Daniel Moynihan has been aggressive in warning the nation about y2k. Nobody in authority has paid much attention to him.
He also wrote a plank into the tax code which makes it very hard for programmers to set up as independent contractors. The IRS is enforcing this law aggressively.
This reduces income for programmers. Economics tells us that when a government uses coercion to reduce the price of any good or service, there will be a shortage at the artificial price.
Programmers who want to earn more money as independent programmers are not allowed to do it. Thus, Moynihan the y2k Cassandra is undermined by Moynihan the author of the tax code.
All this to gain a paltry $12 million a year, which Moynihan traded to give IBM a tax break.
The story appeared in the NEW YORK TIMES (April 27). [Registration is required.]
* * * * * * * * *
he Senate holds hearings this week on complaints of taxpayer abuse by the Internal Revenue Service, but the agenda does not include the role of Congress itself in creating taxpayer woes, particularly for tens of thousands of computer programmers.
But just ask Midge Johnson, a would-be programming entrepreneur, about a long-standing tax law that is pointed specifically at software professionals and prevents many of them from setting up freelance businesses. Lately, the IRS has been aggressively enforcing that law -- even as computer programmers are in such short supply that the Clinton Administration is pouring millions of dollars into Federal initiatives to train more of them.

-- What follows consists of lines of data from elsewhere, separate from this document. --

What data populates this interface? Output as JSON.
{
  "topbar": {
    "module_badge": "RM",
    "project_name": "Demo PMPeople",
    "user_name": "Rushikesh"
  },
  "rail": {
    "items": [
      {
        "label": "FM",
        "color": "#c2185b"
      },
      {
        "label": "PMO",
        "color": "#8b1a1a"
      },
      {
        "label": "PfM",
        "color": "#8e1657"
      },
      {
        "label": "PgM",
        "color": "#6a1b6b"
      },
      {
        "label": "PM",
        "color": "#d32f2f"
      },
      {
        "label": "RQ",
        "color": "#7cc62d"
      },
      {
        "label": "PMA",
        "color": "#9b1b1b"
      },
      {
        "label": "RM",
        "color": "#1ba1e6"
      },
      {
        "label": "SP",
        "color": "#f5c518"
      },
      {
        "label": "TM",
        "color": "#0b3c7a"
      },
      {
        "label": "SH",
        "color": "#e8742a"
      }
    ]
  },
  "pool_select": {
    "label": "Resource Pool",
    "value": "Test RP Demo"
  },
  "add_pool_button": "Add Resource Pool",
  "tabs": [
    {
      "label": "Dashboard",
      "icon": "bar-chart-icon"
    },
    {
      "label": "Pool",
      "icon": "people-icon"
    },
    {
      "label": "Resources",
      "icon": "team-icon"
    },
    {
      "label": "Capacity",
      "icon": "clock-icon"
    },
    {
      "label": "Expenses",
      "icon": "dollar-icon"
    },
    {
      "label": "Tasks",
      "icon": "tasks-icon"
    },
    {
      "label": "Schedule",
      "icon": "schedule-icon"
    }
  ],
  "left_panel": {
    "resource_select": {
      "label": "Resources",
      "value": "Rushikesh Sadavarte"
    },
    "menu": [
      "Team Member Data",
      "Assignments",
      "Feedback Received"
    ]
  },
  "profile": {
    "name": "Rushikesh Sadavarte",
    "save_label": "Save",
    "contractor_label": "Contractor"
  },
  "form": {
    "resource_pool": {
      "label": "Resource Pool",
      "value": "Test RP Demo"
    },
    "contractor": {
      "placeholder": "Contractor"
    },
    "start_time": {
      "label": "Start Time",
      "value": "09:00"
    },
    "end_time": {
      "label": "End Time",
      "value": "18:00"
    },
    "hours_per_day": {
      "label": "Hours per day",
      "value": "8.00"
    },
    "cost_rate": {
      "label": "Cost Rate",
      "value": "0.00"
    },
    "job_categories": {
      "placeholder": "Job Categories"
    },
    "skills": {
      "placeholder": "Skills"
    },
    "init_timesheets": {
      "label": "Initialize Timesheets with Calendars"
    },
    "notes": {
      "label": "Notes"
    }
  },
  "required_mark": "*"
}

It appears to be public policy in conflict with itself and it is making work life difficult for a category of citizens crucial to the digital economy. . . .
Mrs. Johnson, of Lanham, Md., knows that programmers are in such short supply that they can earn up to several hundred dollars an hour writing code for hire, and many in Congress want to let tens of thousands of foreign programmers migrate to the United States. She calculated that if she were in business for herself she could double her income.
Everywhere Mrs. Johnson went in the suburbs of the nation's capital, she said, she was offered work fixing and customizing software -- but only if she would close her business and become an employee. . . .
Mrs. Johnson and thousands of other computer programmers who want to work for themselves instead of being employees have run afoul of a 1986 law in which Congress decreed that most individual programmers cannot be entrepreneurs.
The law generally excludes programmers from statutes giving employers some flexibility to use independent contractors. Critics say that the IRS has recently stepped up its enforcement of the law in a way that effectively kills start-up programming businesses if their only employee is the founder.
The law, which was introduced by Senator Daniel Patrick Moynihan, Democrat of New York, was estimated to raise $60 million over five years, a figure based on a belief by a staff member of the Congressional Joint Committee on Taxation that employees cheat less on their taxes than independent contractors do. That was enough money to pay for a tax break, approved with Moynihan's support, that was sought by IBM for its overseas operations. Under the Gramm-Rudman deficit control act of the previous year, Congress was required to pay for any tax cuts with comparable revenue increases or spending cuts. . . .
But internal IRS documents show that in Alaska, California, Ohio, Minnesota, New York and New Jersey, IRS auditors as recently as last year hunted for corporations created by computer programmers. They found scores of such companies and then disallowed them for tax purposes. The papers show that they were disallowed because they were less than a year old and had only one employee, the programmer who created the corporation. . . .
The immediate effect of these audits is to force individual programmers like Mrs. Johnson to abandon their dreams of getting rich off their high-technology skills. But the broader impact is that small businesses started by one entrepreneur do not have a chance to grow into mighty enterprises that can create jobs and generate more taxes. "Who do you know who would hire someone who will bring with them trouble from the IRS?" asked Harvey J. Shulman, the Washington lawyer for the National Association of Computer Consultant Businesses, who made the audit documents available. . . .
Ed Myers, president of a company in El Segundo, Calif., that provides programmers to corporations, said that when his company was audited he and Shulman were able to defend the status of all but 3 of 50 workers as independent contractors.
"The auditor then said I had to give him two more people and I said, 'what do you mean?' and he said he had to have five people he could reclassify as employees because that was what his boss demanded and that if I would give him two more names he would close the audit.
"My first reaction was 'hell no,' because they are not truly employees," Myers said. "But my second reaction was that it makes no economic sense for me to fight this because it would cost another $50,000 or more, so I gave him two names."
The two programmers, he said, no longer speak to him.